### Task
Scan the listing for the word "Directory" and give the number of lines where it appears, with no other text.

### Stored data
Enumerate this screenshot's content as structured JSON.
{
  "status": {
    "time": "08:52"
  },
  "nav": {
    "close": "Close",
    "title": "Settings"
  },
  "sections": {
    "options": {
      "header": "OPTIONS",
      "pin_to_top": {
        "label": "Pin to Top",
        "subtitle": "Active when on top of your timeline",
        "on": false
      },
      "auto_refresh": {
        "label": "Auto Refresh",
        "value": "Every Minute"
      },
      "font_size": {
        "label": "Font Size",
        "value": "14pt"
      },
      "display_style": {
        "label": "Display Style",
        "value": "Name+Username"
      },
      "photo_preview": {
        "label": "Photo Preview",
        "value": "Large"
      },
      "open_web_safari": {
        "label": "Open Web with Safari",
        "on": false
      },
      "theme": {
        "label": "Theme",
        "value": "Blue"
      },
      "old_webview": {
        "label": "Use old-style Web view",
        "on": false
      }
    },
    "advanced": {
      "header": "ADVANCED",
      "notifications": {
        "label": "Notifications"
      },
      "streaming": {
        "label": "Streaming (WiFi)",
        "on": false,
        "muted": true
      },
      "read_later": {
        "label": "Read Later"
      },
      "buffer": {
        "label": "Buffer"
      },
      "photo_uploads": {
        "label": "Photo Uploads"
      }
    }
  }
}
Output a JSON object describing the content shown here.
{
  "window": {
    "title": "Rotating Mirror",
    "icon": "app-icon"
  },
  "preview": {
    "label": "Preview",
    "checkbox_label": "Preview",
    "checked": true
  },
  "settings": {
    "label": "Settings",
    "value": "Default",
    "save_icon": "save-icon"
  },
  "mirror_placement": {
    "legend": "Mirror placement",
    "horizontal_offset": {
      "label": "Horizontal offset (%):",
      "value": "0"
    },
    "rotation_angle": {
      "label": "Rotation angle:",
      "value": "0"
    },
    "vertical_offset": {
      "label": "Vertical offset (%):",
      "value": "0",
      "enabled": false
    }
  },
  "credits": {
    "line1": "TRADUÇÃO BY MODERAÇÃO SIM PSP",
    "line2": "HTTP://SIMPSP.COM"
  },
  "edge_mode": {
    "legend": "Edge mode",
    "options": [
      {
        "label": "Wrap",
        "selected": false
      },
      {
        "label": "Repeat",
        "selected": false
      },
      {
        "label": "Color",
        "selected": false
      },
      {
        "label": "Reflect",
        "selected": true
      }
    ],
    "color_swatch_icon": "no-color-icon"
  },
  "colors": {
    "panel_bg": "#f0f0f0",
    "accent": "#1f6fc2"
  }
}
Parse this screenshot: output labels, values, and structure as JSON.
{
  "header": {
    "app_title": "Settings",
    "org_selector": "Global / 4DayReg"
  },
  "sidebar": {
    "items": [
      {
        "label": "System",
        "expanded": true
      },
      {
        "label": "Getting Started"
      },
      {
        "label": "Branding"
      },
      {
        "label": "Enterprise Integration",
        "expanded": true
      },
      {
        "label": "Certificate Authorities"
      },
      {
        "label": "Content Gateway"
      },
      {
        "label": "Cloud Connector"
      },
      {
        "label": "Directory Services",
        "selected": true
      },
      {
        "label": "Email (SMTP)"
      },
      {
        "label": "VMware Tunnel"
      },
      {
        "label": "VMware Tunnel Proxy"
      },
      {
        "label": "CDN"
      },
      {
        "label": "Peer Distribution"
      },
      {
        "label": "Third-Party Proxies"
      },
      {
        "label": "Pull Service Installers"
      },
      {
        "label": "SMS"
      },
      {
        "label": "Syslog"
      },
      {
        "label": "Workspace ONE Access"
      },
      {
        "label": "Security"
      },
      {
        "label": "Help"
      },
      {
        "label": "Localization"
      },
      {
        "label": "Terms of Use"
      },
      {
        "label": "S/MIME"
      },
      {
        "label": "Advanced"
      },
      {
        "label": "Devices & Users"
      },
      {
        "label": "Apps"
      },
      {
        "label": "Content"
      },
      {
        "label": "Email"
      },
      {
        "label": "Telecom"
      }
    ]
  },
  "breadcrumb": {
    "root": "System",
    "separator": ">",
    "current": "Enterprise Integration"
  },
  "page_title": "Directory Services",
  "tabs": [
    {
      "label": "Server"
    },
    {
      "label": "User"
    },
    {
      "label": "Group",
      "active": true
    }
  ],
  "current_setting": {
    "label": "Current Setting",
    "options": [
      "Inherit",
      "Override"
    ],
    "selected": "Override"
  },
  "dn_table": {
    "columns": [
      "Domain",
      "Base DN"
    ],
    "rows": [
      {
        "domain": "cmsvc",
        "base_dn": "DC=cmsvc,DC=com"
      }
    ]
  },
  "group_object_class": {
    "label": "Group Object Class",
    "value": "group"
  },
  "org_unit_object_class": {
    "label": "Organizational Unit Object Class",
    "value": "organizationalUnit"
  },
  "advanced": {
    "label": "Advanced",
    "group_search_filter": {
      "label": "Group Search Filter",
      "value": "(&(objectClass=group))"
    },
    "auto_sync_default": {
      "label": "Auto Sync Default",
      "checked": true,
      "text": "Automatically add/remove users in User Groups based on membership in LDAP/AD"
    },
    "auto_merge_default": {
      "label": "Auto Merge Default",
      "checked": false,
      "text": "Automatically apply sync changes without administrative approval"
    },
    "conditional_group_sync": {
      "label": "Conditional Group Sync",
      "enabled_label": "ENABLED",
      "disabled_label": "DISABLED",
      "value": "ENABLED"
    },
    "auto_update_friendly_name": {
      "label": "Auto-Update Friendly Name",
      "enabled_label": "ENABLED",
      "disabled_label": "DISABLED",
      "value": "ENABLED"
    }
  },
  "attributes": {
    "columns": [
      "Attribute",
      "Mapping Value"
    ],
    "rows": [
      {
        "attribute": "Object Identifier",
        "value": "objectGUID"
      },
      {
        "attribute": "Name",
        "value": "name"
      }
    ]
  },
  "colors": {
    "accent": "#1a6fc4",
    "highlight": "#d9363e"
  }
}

### Written response
2